Description of the task :: Give back the records below exactly, omitting the pictures.

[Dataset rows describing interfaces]
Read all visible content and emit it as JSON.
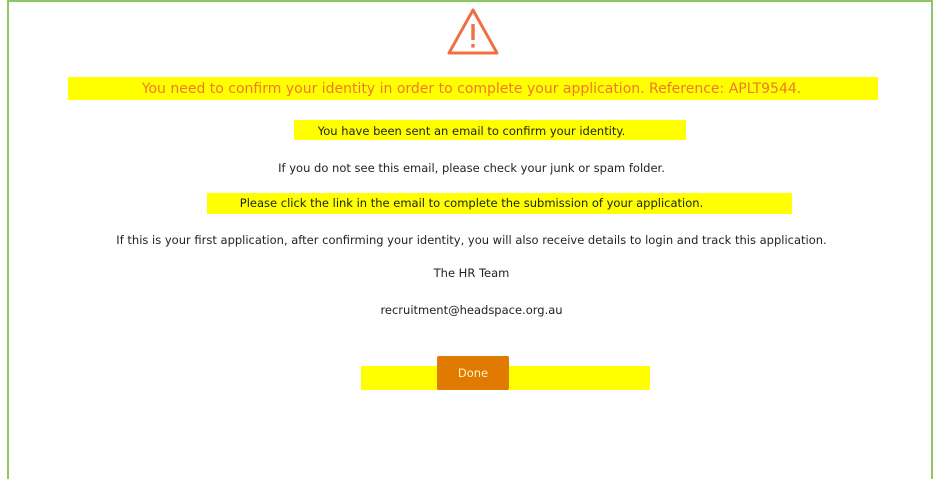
{
  "colors": {
    "frame_border": "#8cc665",
    "warning_icon": "#f07045",
    "headline_text": "#f2772e",
    "highlight": "#ffff00",
    "button_bg": "#e07a00"
  },
  "icon": "warning-triangle-icon",
  "headline": "You need to confirm your identity in order to complete your application. Reference: APLT9544.",
  "messages": {
    "email_sent": "You have been sent an email to confirm your identity.",
    "junk_notice": "If you do not see this email, please check your junk or spam folder.",
    "click_link": "Please click the link in the email to complete the submission of your application.",
    "first_application": "If this is your first application, after confirming your identity, you will also receive details to login and track this application."
  },
  "signature": {
    "team": "The HR Team",
    "email": "recruitment@headspace.org.au"
  },
  "done_button": {
    "label": "Done"
  }
}
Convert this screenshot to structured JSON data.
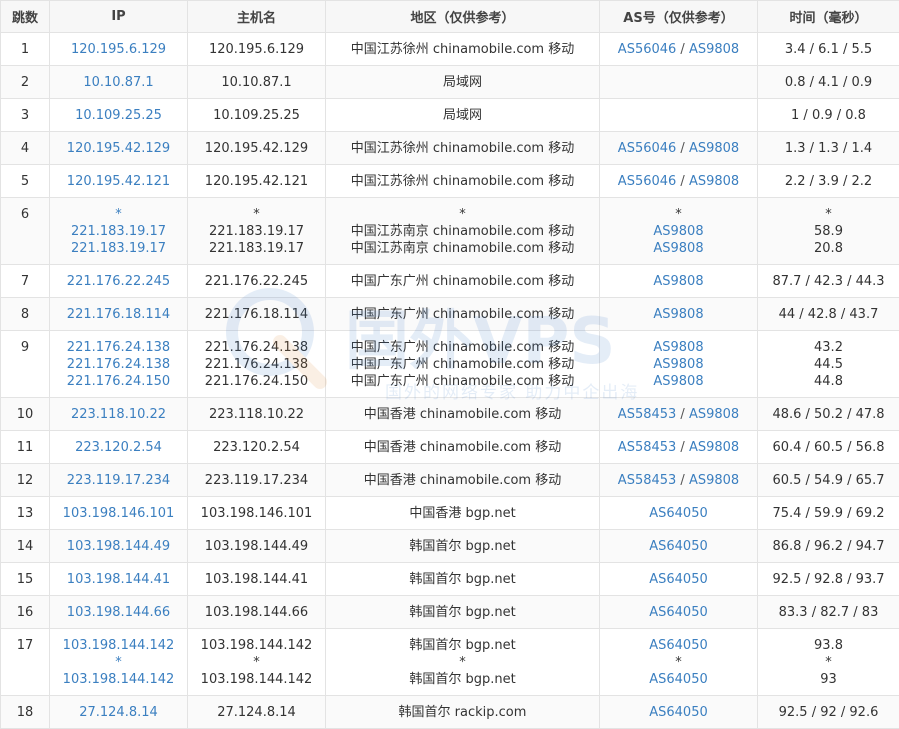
{
  "headers": {
    "hop": "跳数",
    "ip": "IP",
    "host": "主机名",
    "region": "地区（仅供参考）",
    "asn": "AS号（仅供参考）",
    "time": "时间（毫秒）"
  },
  "rows": [
    {
      "hop": "1",
      "ip": [
        "120.195.6.129"
      ],
      "host": [
        "120.195.6.129"
      ],
      "region": [
        "中国江苏徐州 chinamobile.com 移动"
      ],
      "asn": [
        [
          "AS56046",
          "AS9808"
        ]
      ],
      "time": [
        "3.4 / 6.1 / 5.5"
      ]
    },
    {
      "hop": "2",
      "ip": [
        "10.10.87.1"
      ],
      "host": [
        "10.10.87.1"
      ],
      "region": [
        "局域网"
      ],
      "asn": [
        []
      ],
      "time": [
        "0.8 / 4.1 / 0.9"
      ]
    },
    {
      "hop": "3",
      "ip": [
        "10.109.25.25"
      ],
      "host": [
        "10.109.25.25"
      ],
      "region": [
        "局域网"
      ],
      "asn": [
        []
      ],
      "time": [
        "1 / 0.9 / 0.8"
      ]
    },
    {
      "hop": "4",
      "ip": [
        "120.195.42.129"
      ],
      "host": [
        "120.195.42.129"
      ],
      "region": [
        "中国江苏徐州 chinamobile.com 移动"
      ],
      "asn": [
        [
          "AS56046",
          "AS9808"
        ]
      ],
      "time": [
        "1.3 / 1.3 / 1.4"
      ]
    },
    {
      "hop": "5",
      "ip": [
        "120.195.42.121"
      ],
      "host": [
        "120.195.42.121"
      ],
      "region": [
        "中国江苏徐州 chinamobile.com 移动"
      ],
      "asn": [
        [
          "AS56046",
          "AS9808"
        ]
      ],
      "time": [
        "2.2 / 3.9 / 2.2"
      ]
    },
    {
      "hop": "6",
      "ip": [
        "*",
        "221.183.19.17",
        "221.183.19.17"
      ],
      "host": [
        "*",
        "221.183.19.17",
        "221.183.19.17"
      ],
      "region": [
        "*",
        "中国江苏南京 chinamobile.com 移动",
        "中国江苏南京 chinamobile.com 移动"
      ],
      "asn": [
        [
          "*"
        ],
        [
          "AS9808"
        ],
        [
          "AS9808"
        ]
      ],
      "time": [
        "*",
        "58.9",
        "20.8"
      ]
    },
    {
      "hop": "7",
      "ip": [
        "221.176.22.245"
      ],
      "host": [
        "221.176.22.245"
      ],
      "region": [
        "中国广东广州 chinamobile.com 移动"
      ],
      "asn": [
        [
          "AS9808"
        ]
      ],
      "time": [
        "87.7 / 42.3 / 44.3"
      ]
    },
    {
      "hop": "8",
      "ip": [
        "221.176.18.114"
      ],
      "host": [
        "221.176.18.114"
      ],
      "region": [
        "中国广东广州 chinamobile.com 移动"
      ],
      "asn": [
        [
          "AS9808"
        ]
      ],
      "time": [
        "44 / 42.8 / 43.7"
      ]
    },
    {
      "hop": "9",
      "ip": [
        "221.176.24.138",
        "221.176.24.138",
        "221.176.24.150"
      ],
      "host": [
        "221.176.24.138",
        "221.176.24.138",
        "221.176.24.150"
      ],
      "region": [
        "中国广东广州 chinamobile.com 移动",
        "中国广东广州 chinamobile.com 移动",
        "中国广东广州 chinamobile.com 移动"
      ],
      "asn": [
        [
          "AS9808"
        ],
        [
          "AS9808"
        ],
        [
          "AS9808"
        ]
      ],
      "time": [
        "43.2",
        "44.5",
        "44.8"
      ]
    },
    {
      "hop": "10",
      "ip": [
        "223.118.10.22"
      ],
      "host": [
        "223.118.10.22"
      ],
      "region": [
        "中国香港 chinamobile.com 移动"
      ],
      "asn": [
        [
          "AS58453",
          "AS9808"
        ]
      ],
      "time": [
        "48.6 / 50.2 / 47.8"
      ]
    },
    {
      "hop": "11",
      "ip": [
        "223.120.2.54"
      ],
      "host": [
        "223.120.2.54"
      ],
      "region": [
        "中国香港 chinamobile.com 移动"
      ],
      "asn": [
        [
          "AS58453",
          "AS9808"
        ]
      ],
      "time": [
        "60.4 / 60.5 / 56.8"
      ]
    },
    {
      "hop": "12",
      "ip": [
        "223.119.17.234"
      ],
      "host": [
        "223.119.17.234"
      ],
      "region": [
        "中国香港 chinamobile.com 移动"
      ],
      "asn": [
        [
          "AS58453",
          "AS9808"
        ]
      ],
      "time": [
        "60.5 / 54.9 / 65.7"
      ]
    },
    {
      "hop": "13",
      "ip": [
        "103.198.146.101"
      ],
      "host": [
        "103.198.146.101"
      ],
      "region": [
        "中国香港 bgp.net"
      ],
      "asn": [
        [
          "AS64050"
        ]
      ],
      "time": [
        "75.4 / 59.9 / 69.2"
      ]
    },
    {
      "hop": "14",
      "ip": [
        "103.198.144.49"
      ],
      "host": [
        "103.198.144.49"
      ],
      "region": [
        "韩国首尔 bgp.net"
      ],
      "asn": [
        [
          "AS64050"
        ]
      ],
      "time": [
        "86.8 / 96.2 / 94.7"
      ]
    },
    {
      "hop": "15",
      "ip": [
        "103.198.144.41"
      ],
      "host": [
        "103.198.144.41"
      ],
      "region": [
        "韩国首尔 bgp.net"
      ],
      "asn": [
        [
          "AS64050"
        ]
      ],
      "time": [
        "92.5 / 92.8 / 93.7"
      ]
    },
    {
      "hop": "16",
      "ip": [
        "103.198.144.66"
      ],
      "host": [
        "103.198.144.66"
      ],
      "region": [
        "韩国首尔 bgp.net"
      ],
      "asn": [
        [
          "AS64050"
        ]
      ],
      "time": [
        "83.3 / 82.7 / 83"
      ]
    },
    {
      "hop": "17",
      "ip": [
        "103.198.144.142",
        "*",
        "103.198.144.142"
      ],
      "host": [
        "103.198.144.142",
        "*",
        "103.198.144.142"
      ],
      "region": [
        "韩国首尔 bgp.net",
        "*",
        "韩国首尔 bgp.net"
      ],
      "asn": [
        [
          "AS64050"
        ],
        [
          "*"
        ],
        [
          "AS64050"
        ]
      ],
      "time": [
        "93.8",
        "*",
        "93"
      ]
    },
    {
      "hop": "18",
      "ip": [
        "27.124.8.14"
      ],
      "host": [
        "27.124.8.14"
      ],
      "region": [
        "韩国首尔 rackip.com"
      ],
      "asn": [
        [
          "AS64050"
        ]
      ],
      "time": [
        "92.5 / 92 / 92.6"
      ]
    }
  ],
  "watermark": {
    "logo_text": "国外VPS",
    "tagline": "国外的网络专家 助力中企出海"
  },
  "colors": {
    "link": "#3b7fc0",
    "border": "#e3e3e3",
    "header_bg": "#f7f7f7"
  }
}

Solution to the exercise ::
Read all visible content and emit it as JSON.
{
  "colors": {
    "frame_border": "#8cc665",
    "warning_icon": "#f07045",
    "headline_text": "#f2772e",
    "highlight": "#ffff00",
    "button_bg": "#e07a00"
  },
  "icon": "warning-triangle-icon",
  "headline": "You need to confirm your identity in order to complete your application. Reference: APLT9544.",
  "messages": {
    "email_sent": "You have been sent an email to confirm your identity.",
    "junk_notice": "If you do not see this email, please check your junk or spam folder.",
    "click_link": "Please click the link in the email to complete the submission of your application.",
    "first_application": "If this is your first application, after confirming your identity, you will also receive details to login and track this application."
  },
  "signature": {
    "team": "The HR Team",
    "email": "recruitment@headspace.org.au"
  },
  "done_button": {
    "label": "Done"
  }
}
Convert this screenshot to structured JSON data.
{
  "headers": {
    "hop": "跳数",
    "ip": "IP",
    "host": "主机名",
    "region": "地区（仅供参考）",
    "asn": "AS号（仅供参考）",
    "time": "时间（毫秒）"
  },
  "rows": [
    {
      "hop": "1",
      "ip": [
        "120.195.6.129"
      ],
      "host": [
        "120.195.6.129"
      ],
      "region": [
        "中国江苏徐州 chinamobile.com 移动"
      ],
      "asn": [
        [
          "AS56046",
          "AS9808"
        ]
      ],
      "time": [
        "3.4 / 6.1 / 5.5"
      ]
    },
    {
      "hop": "2",
      "ip": [
        "10.10.87.1"
      ],
      "host": [
        "10.10.87.1"
      ],
      "region": [
        "局域网"
      ],
      "asn": [
        []
      ],
      "time": [
        "0.8 / 4.1 / 0.9"
      ]
    },
    {
      "hop": "3",
      "ip": [
        "10.109.25.25"
      ],
      "host": [
        "10.109.25.25"
      ],
      "region": [
        "局域网"
      ],
      "asn": [
        []
      ],
      "time": [
        "1 / 0.9 / 0.8"
      ]
    },
    {
      "hop": "4",
      "ip": [
        "120.195.42.129"
      ],
      "host": [
        "120.195.42.129"
      ],
      "region": [
        "中国江苏徐州 chinamobile.com 移动"
      ],
      "asn": [
        [
          "AS56046",
          "AS9808"
        ]
      ],
      "time": [
        "1.3 / 1.3 / 1.4"
      ]
    },
    {
      "hop": "5",
      "ip": [
        "120.195.42.121"
      ],
      "host": [
        "120.195.42.121"
      ],
      "region": [
        "中国江苏徐州 chinamobile.com 移动"
      ],
      "asn": [
        [
          "AS56046",
          "AS9808"
        ]
      ],
      "time": [
        "2.2 / 3.9 / 2.2"
      ]
    },
    {
      "hop": "6",
      "ip": [
        "*",
        "221.183.19.17",
        "221.183.19.17"
      ],
      "host": [
        "*",
        "221.183.19.17",
        "221.183.19.17"
      ],
      "region": [
        "*",
        "中国江苏南京 chinamobile.com 移动",
        "中国江苏南京 chinamobile.com 移动"
      ],
      "asn": [
        [
          "*"
        ],
        [
          "AS9808"
        ],
        [
          "AS9808"
        ]
      ],
      "time": [
        "*",
        "58.9",
        "20.8"
      ]
    },
    {
      "hop": "7",
      "ip": [
        "221.176.22.245"
      ],
      "host": [
        "221.176.22.245"
      ],
      "region": [
        "中国广东广州 chinamobile.com 移动"
      ],
      "asn": [
        [
          "AS9808"
        ]
      ],
      "time": [
        "87.7 / 42.3 / 44.3"
      ]
    },
    {
      "hop": "8",
      "ip": [
        "221.176.18.114"
      ],
      "host": [
        "221.176.18.114"
      ],
      "region": [
        "中国广东广州 chinamobile.com 移动"
      ],
      "asn": [
        [
          "AS9808"
        ]
      ],
      "time": [
        "44 / 42.8 / 43.7"
      ]
    },
    {
      "hop": "9",
      "ip": [
        "221.176.24.138",
        "221.176.24.138",
        "221.176.24.150"
      ],
      "host": [
        "221.176.24.138",
        "221.176.24.138",
        "221.176.24.150"
      ],
      "region": [
        "中国广东广州 chinamobile.com 移动",
        "中国广东广州 chinamobile.com 移动",
        "中国广东广州 chinamobile.com 移动"
      ],
      "asn": [
        [
          "AS9808"
        ],
        [
          "AS9808"
        ],
        [
          "AS9808"
        ]
      ],
      "time": [
        "43.2",
        "44.5",
        "44.8"
      ]
    },
    {
      "hop": "10",
      "ip": [
        "223.118.10.22"
      ],
      "host": [
        "223.118.10.22"
      ],
      "region": [
        "中国香港 chinamobile.com 移动"
      ],
      "asn": [
        [
          "AS58453",
          "AS9808"
        ]
      ],
      "time": [
        "48.6 / 50.2 / 47.8"
      ]
    },
    {
      "hop": "11",
      "ip": [
        "223.120.2.54"
      ],
      "host": [
        "223.120.2.54"
      ],
      "region": [
        "中国香港 chinamobile.com 移动"
      ],
      "asn": [
        [
          "AS58453",
          "AS9808"
        ]
      ],
      "time": [
        "60.4 / 60.5 / 56.8"
      ]
    },
    {
      "hop": "12",
      "ip": [
        "223.119.17.234"
      ],
      "host": [
        "223.119.17.234"
      ],
      "region": [
        "中国香港 chinamobile.com 移动"
      ],
      "asn": [
        [
          "AS58453",
          "AS9808"
        ]
      ],
      "time": [
        "60.5 / 54.9 / 65.7"
      ]
    },
    {
      "hop": "13",
      "ip": [
        "103.198.146.101"
      ],
      "host": [
        "103.198.146.101"
      ],
      "region": [
        "中国香港 bgp.net"
      ],
      "asn": [
        [
          "AS64050"
        ]
      ],
      "time": [
        "75.4 / 59.9 / 69.2"
      ]
    },
    {
      "hop": "14",
      "ip": [
        "103.198.144.49"
      ],
      "host": [
        "103.198.144.49"
      ],
      "region": [
        "韩国首尔 bgp.net"
      ],
      "asn": [
        [
          "AS64050"
        ]
      ],
      "time": [
        "86.8 / 96.2 / 94.7"
      ]
    },
    {
      "hop": "15",
      "ip": [
        "103.198.144.41"
      ],
      "host": [
        "103.198.144.41"
      ],
      "region": [
        "韩国首尔 bgp.net"
      ],
      "asn": [
        [
          "AS64050"
        ]
      ],
      "time": [
        "92.5 / 92.8 / 93.7"
      ]
    },
    {
      "hop": "16",
      "ip": [
        "103.198.144.66"
      ],
      "host": [
        "103.198.144.66"
      ],
      "region": [
        "韩国首尔 bgp.net"
      ],
      "asn": [
        [
          "AS64050"
        ]
      ],
      "time": [
        "83.3 / 82.7 / 83"
      ]
    },
    {
      "hop": "17",
      "ip": [
        "103.198.144.142",
        "*",
        "103.198.144.142"
      ],
      "host": [
        "103.198.144.142",
        "*",
        "103.198.144.142"
      ],
      "region": [
        "韩国首尔 bgp.net",
        "*",
        "韩国首尔 bgp.net"
      ],
      "asn": [
        [
          "AS64050"
        ],
        [
          "*"
        ],
        [
          "AS64050"
        ]
      ],
      "time": [
        "93.8",
        "*",
        "93"
      ]
    },
    {
      "hop": "18",
      "ip": [
        "27.124.8.14"
      ],
      "host": [
        "27.124.8.14"
      ],
      "region": [
        "韩国首尔 rackip.com"
      ],
      "asn": [
        [
          "AS64050"
        ]
      ],
      "time": [
        "92.5 / 92 / 92.6"
      ]
    }
  ],
  "watermark": {
    "logo_text": "国外VPS",
    "tagline": "国外的网络专家 助力中企出海"
  },
  "colors": {
    "link": "#3b7fc0",
    "border": "#e3e3e3",
    "header_bg": "#f7f7f7"
  }
}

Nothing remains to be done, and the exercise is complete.